Something else that I enjoyed about the relationship between Veronica and Desi is the bridging of this generational gap. I feel like these days, we're seeing a lot of a generational divide between older folks and younger folks where there’s this “us versus them” mentality, and this story really breaks those barriers down. Charlotte, I was curious if that was conscientious to you and Kitty all when you were working on the script?
Charlotte Colbert: Yeah, I totally agree. I mean there's something so sad about that divide in a way and how things aren't pushed more. Actually, this really sweet girl met the other day, a 14-year-old, has a project where she goes to these amazing retirement homes and collects stories from these people, and then stages them. I thought it was such a genius thing. It should be nationwide as an educational program. It would be so wonderful.

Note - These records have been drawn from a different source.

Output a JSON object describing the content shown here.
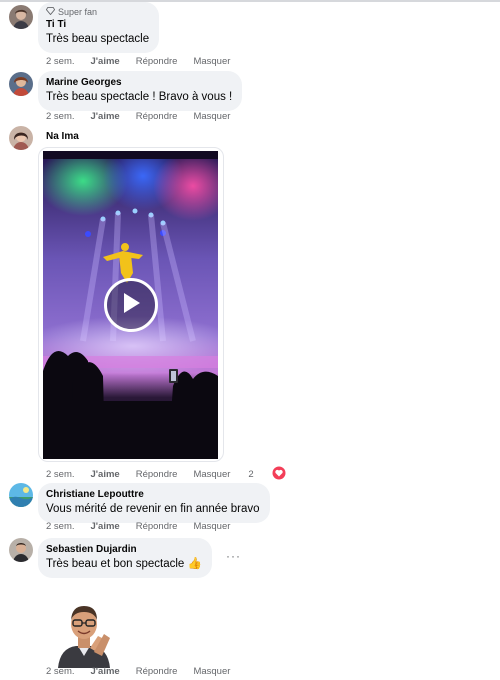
{
  "comments": [
    {
      "badge": "Super fan",
      "author": "Ti Ti",
      "text": "Très beau spectacle",
      "time": "2 sem.",
      "like_label": "J'aime",
      "reply_label": "Répondre",
      "hide_label": "Masquer"
    },
    {
      "author": "Marine Georges",
      "text": "Très beau spectacle ! Bravo à vous !",
      "time": "2 sem.",
      "like_label": "J'aime",
      "reply_label": "Répondre",
      "hide_label": "Masquer"
    },
    {
      "author": "Na Ima",
      "attachment": "video",
      "time": "2 sem.",
      "like_label": "J'aime",
      "reply_label": "Répondre",
      "hide_label": "Masquer",
      "reaction_count": "2",
      "reaction_icon": "heart-icon"
    },
    {
      "author": "Christiane Lepouttre",
      "text": "Vous mérité de revenir en fin année bravo",
      "time": "2 sem.",
      "like_label": "J'aime",
      "reply_label": "Répondre",
      "hide_label": "Masquer"
    },
    {
      "author": "Sebastien Dujardin",
      "text": "Très beau et bon spectacle 👍",
      "time": "2 sem.",
      "like_label": "J'aime",
      "reply_label": "Répondre",
      "hide_label": "Masquer",
      "more_label": "···"
    },
    {
      "attachment": "sticker",
      "time": "2 sem.",
      "like_label": "J'aime",
      "reply_label": "Répondre",
      "hide_label": "Masquer"
    }
  ],
  "colors": {
    "bubble": "#f0f2f5",
    "meta_text": "#65676b",
    "heart": "#f33e58"
  }
}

But in terms of the relationship between the characters, yeah, I think I guess in my mind, Kota's character, Desi was always another route forward as well that was perhaps non-binary and less as Alice said, outreaching. I guess she's a hopeful, heartbeat, a vertebra of the film in some ways. And I think the idea of the daughterless mother and the motherless daughter connecting was important to us.

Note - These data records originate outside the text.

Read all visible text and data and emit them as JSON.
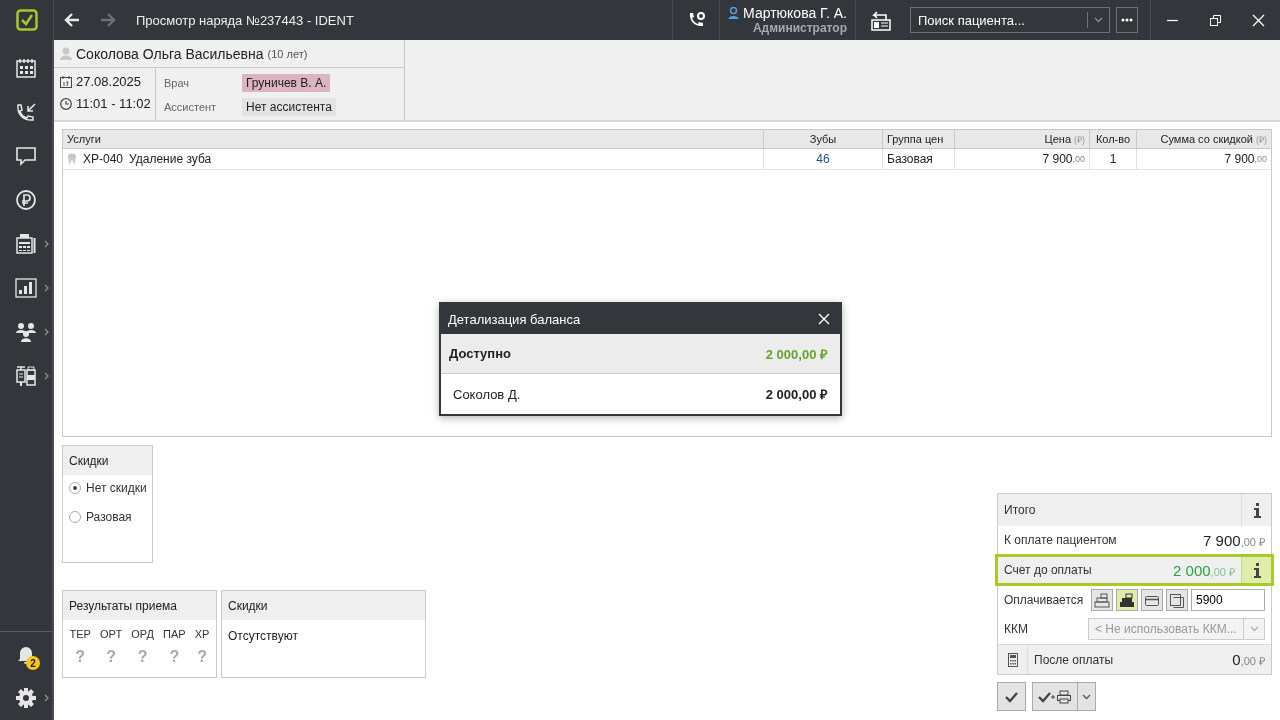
{
  "window": {
    "title": "Просмотр наряда №237443 - IDENT"
  },
  "navigation": [
    {
      "kind": "back",
      "disabled": false
    },
    {
      "kind": "forward",
      "disabled": true
    }
  ],
  "user": {
    "name": "Мартюкова Г. А.",
    "role": "Администратор"
  },
  "search": {
    "placeholder": "Поиск пациента..."
  },
  "sidebar": {
    "items": [
      {
        "kind": "schedule",
        "has_submenu": false
      },
      {
        "kind": "calls",
        "has_submenu": false
      },
      {
        "kind": "chat",
        "has_submenu": false
      },
      {
        "kind": "payments",
        "has_submenu": false
      },
      {
        "kind": "register",
        "has_submenu": true
      },
      {
        "kind": "reports",
        "has_submenu": true
      },
      {
        "kind": "people",
        "has_submenu": true
      },
      {
        "kind": "stock",
        "has_submenu": true
      }
    ],
    "bottom": [
      {
        "kind": "bell",
        "badge": "2",
        "has_submenu": false
      },
      {
        "kind": "gear",
        "has_submenu": true
      }
    ]
  },
  "patient": {
    "name": "Соколова Ольга Васильевна",
    "age": "(10 лет)",
    "date": "27.08.2025",
    "time": "11:01 - 11:02",
    "staff": [
      {
        "label": "Врач",
        "value": "Груничев В. А.",
        "color": "#dcb4bf"
      },
      {
        "label": "Ассистент",
        "value": "Нет ассистента",
        "color": "#e3e3e3"
      }
    ]
  },
  "table": {
    "columns": [
      {
        "label": "Услуги"
      },
      {
        "label": "Зубы"
      },
      {
        "label": "Группа цен"
      },
      {
        "label": "Цена",
        "unit": "(₽)"
      },
      {
        "label": "Кол-во"
      },
      {
        "label": "Сумма со скидкой",
        "unit": "(₽)"
      }
    ],
    "rows": [
      {
        "code": "ХР-040",
        "name": "Удаление зуба",
        "teeth": "46",
        "price_group": "Базовая",
        "price": "7 900",
        "price_cents": ",00",
        "qty": "1",
        "sum": "7 900",
        "sum_cents": ",00"
      }
    ]
  },
  "discounts": {
    "title": "Скидки",
    "options": [
      {
        "label": "Нет скидки",
        "selected": true
      },
      {
        "label": "Разовая",
        "selected": false
      }
    ]
  },
  "results": {
    "title": "Результаты приема",
    "columns": [
      {
        "label": "ТЕР",
        "value": "?"
      },
      {
        "label": "ОРТ",
        "value": "?"
      },
      {
        "label": "ОРД",
        "value": "?"
      },
      {
        "label": "ПАР",
        "value": "?"
      },
      {
        "label": "ХР",
        "value": "?"
      }
    ]
  },
  "discount_info": {
    "title": "Скидки",
    "text": "Отсутствуют"
  },
  "totals": {
    "title": "Итого",
    "to_pay": {
      "label": "К оплате пациентом",
      "amount": "7 900",
      "cents": ",00 ₽"
    },
    "account": {
      "label": "Счет до оплаты",
      "amount": "2 000",
      "cents": ",00 ₽",
      "highlighted": true
    },
    "paying": {
      "label": "Оплачивается",
      "value": "5900",
      "methods": [
        {
          "kind": "cash",
          "selected": false
        },
        {
          "kind": "register",
          "selected": true
        },
        {
          "kind": "card",
          "selected": false
        },
        {
          "kind": "transfer",
          "selected": false
        }
      ]
    },
    "kkm": {
      "label": "ККМ",
      "value": "< Не использовать ККМ...",
      "disabled": true
    },
    "after": {
      "label": "После оплаты",
      "amount": "0",
      "cents": ",00 ₽"
    }
  },
  "dialog": {
    "title": "Детализация баланса",
    "rows": [
      {
        "kind": "total",
        "label": "Доступно",
        "amount": "2 000,00 ₽"
      },
      {
        "kind": "person",
        "label": "Соколов Д.",
        "amount": "2 000,00 ₽"
      }
    ]
  }
}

I'm somebody who's a really big believer that whenever you do anything creative, whether you're directing, writing, acting, whatever the case may be, I believe that you obviously put a piece of yourself into the project that you're working on. But I also feel like you take a piece of it away with you as well. What has been your biggest takeaway from your experiences working on She Will?
Charlotte Colbert: It's really interesting, I was reading the other day that stories come from stories being inquiries. And I think that for me, the process of doing anything creative is an inquiry into something that either overwhelms me that I don't understand, or through the process of grappling with some form of meaning, or understanding, or resolving some stuff. In that sense, yeah, I feel both things happen. You expand something and are also able to move on in some ways. But apart from that, I also developed amazing friendships with Alice and all the people involved in front and behind the camera, who share that way of seeing the world in some ways, which is questioning reality and probing the limits of where you exist and the limits of truth. I'm very blessed with that.
Alice Krige: For me, the great, great joy of this work is the exchange that happens on the floor and around it, in the making of all the telling because you go on a journey. And it's all about the exchange and what is given to you and what you are perhaps able to give back. And sometimes, it is quite magical and it happens spontaneously, and it starts to feel like dreaming, where you go to work in the morning and you enter a dream space. It's very rare for that to happen, a true dream space. And this was one of those occasions. I take that away with me as a hugely precious experience. And of course, as Charlotte says, the friendships. The strange thing is that you all then go on to other work and you might not meet again for years. But when you do, you enter that space again as if it had never gone away.